“Never before, in my whole life, I’ve known a love like this. Not this way. And it can’t be for nothing.”
A hotel room in Rome is the setting for a chance encounter between two beautiful, young women who find themselves inescapably attracted to one another.
It’s hard to complain about the bed-death of lesbian cinema when films like Julio Medem’s Room in Rome surface. Starring Elena Anaya (who would star the following year in the highly provocative The Skin I Live In opposite Antonio Banderas) as “Alba” and Natasha Yarovenko (possibly best known for her television role as “Romina” on Lalola) as “Natasha”, the film posits what would happen between two women, tucked away from the prying eyes of the world, if they were to share a room in Rome for one night.

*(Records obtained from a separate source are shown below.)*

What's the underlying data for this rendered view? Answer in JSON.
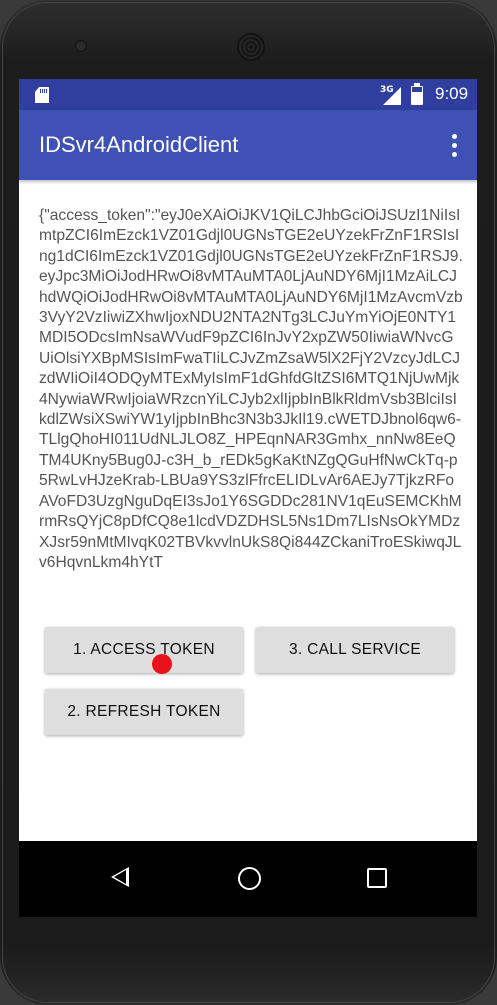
{
  "status_bar": {
    "network": "3G",
    "time": "9:09"
  },
  "app_bar": {
    "title": "IDSvr4AndroidClient",
    "overflow_icon": "more-vert-icon"
  },
  "content": {
    "token_text": "{\"access_token\":\"eyJ0eXAiOiJKV1QiLCJhbGciOiJSUzI1NiIsImtpZCI6ImEzck1VZ01Gdjl0UGNsTGE2eUYzekFrZnF1RSIsIng1dCI6ImEzck1VZ01Gdjl0UGNsTGE2eUYzekFrZnF1RSJ9.eyJpc3MiOiJodHRwOi8vMTAuMTA0LjAuNDY6MjI1MzAiLCJhdWQiOiJodHRwOi8vMTAuMTA0LjAuNDY6MjI1MzAvcmVzb3VyY2VzIiwiZXhwIjoxNDU2NTA2NTg3LCJuYmYiOjE0NTY1MDI5ODcsImNsaWVudF9pZCI6InJvY2xpZW50IiwiaWNvcGUiOlsiYXBpMSIsImFwaTIiLCJvZmZsaW5lX2FjY2VzcyJdLCJzdWIiOiI4ODQyMTExMyIsImF1dGhfdGltZSI6MTQ1NjUwMjk4NywiaWRwIjoiaWRzcnYiLCJyb2xlIjpbInBlkRldmVsb3BlciIsIkdlZWsiXSwiYW1yIjpbInBhc3N3b3JkIl19.cWETDJbnol6qw6-TLlgQhoHI011UdNLJLO8Z_HPEqnNAR3Gmhx_nnNw8EeQTM4UKny5Bug0J-c3H_b_rEDk5gKaKtNZgQGuHfNwCkTq-p5RwLvHJzeKrab-LBUa9YS3zlFfrcELIDLvAr6AEJy7TjkzRFoAVoFD3UzgNguDqEI3sJo1Y6SGDDc281NV1qEuSEMCKhMrmRsQYjC8pDfCQ8e1lcdVDZDHSL5Ns1Dm7LIsNsOkYMDzXJsr59nMtMIvqK02TBVkvvlnUkS8Qi844ZCkaniTroESkiwqJLv6HqvnLkm4hYtT"
  },
  "buttons": {
    "access_token": "1. ACCESS TOKEN",
    "call_service": "3. CALL SERVICE",
    "refresh_token": "2. REFRESH TOKEN"
  },
  "colors": {
    "primary": "#3f51b5",
    "primary_dark": "#303f9f",
    "touch_indicator": "#e8111c"
  }
}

After a chance encounter at a club, Alba convinces Natasha to come up to her hotel room. Reluctant, but strangely, inextricably attracted to Alba, Natasha accepts. She’s never done this before and she’s not shy about letting Alba know, every chance she gets. Alba smiles, sweetly. They both know there’s something there, between them. It’s impossible to ignore.
What transpires once the door is closed behind them begins as a harmless sexual encounter. The women start their night together by sharing stories, richly layered in fiction and subterfuge, until finally, at last, they begin to trust one another with their darkest secrets.
Part of the seduction of Room in Rome is that you can never tell if what the characters are sharing with one another is real or fantasy – which is really the heart of the film. Is it, any of it, real or is it all fantasy?
Room in Rome is a film often enough described as the lesbian Last Tango in Paris, but it thumbs its nose at it, defying the relative ease of being classified as just an erotically-charged film trying to cash in on a lesbian-centric theme. The plot becomes driven less by the sexual attraction and curiosity passing between the women and more by their emotional interplay as the two begin to open up with one another.
With so much explicit sex, will the experience of Room in Rome simply leave its audience in a visceral state?
Not necessarily. While I would argue that a large part of the film rests in its play on tactile, explicit sexuality, I think director Julio Medem also wants to feed your mind.
The first moments during which the women stand before each other, undressed and vulnerable, they are unable to hide anything – physically – from one another, and yet this is when their walls are up and the most is being concealed. As the story progresses, while the women remain unclothed, they become more comfortable with one another and their guards begin to fall. They begin to see each other, and their experience, for what they and it truly are.
This can only be achieved by allowing the characters to shed everything that stands between them.
The chemistry between actresses Anaya and Yarovenko is as electric and engaging as the trailer promises.
As a lesbian-themed film, it is a perfectly disruptive to the construction of Alba and Natasha’s relationship to introduce and integrate a male presence in the form of Max, an opera singing hotel employee. It adds conflict and tension; with the argument being that anything that happens outside the room that attempts to intrude upon Alba and Natasha adds an inescapable and delicious fatalism to the plot.
Eventually, the women will have to leave and face what awaits them beyond the walls of the room they share in Rome. The true question then becomes, will they face it together?
My one big nit pick about Room in Rome is one I so often call into focus and that is with the film’s score. With the exception of the actresses singing “Volare” in the shower together, which is perfect given the moment in the film and song’s subject matter, the rest of the score is too present. I want it to fade away and let the women take center stage.
Room in Rome is not to be missed, especially for fans of Elena Anaya.
Trailer (NSFW contains nudity and depictions of sexuality)
Explore more at the official website: Room in Rome (Spanish)
Is Room in Rome rotten or fresh?
IFC: Official page for Room in Rome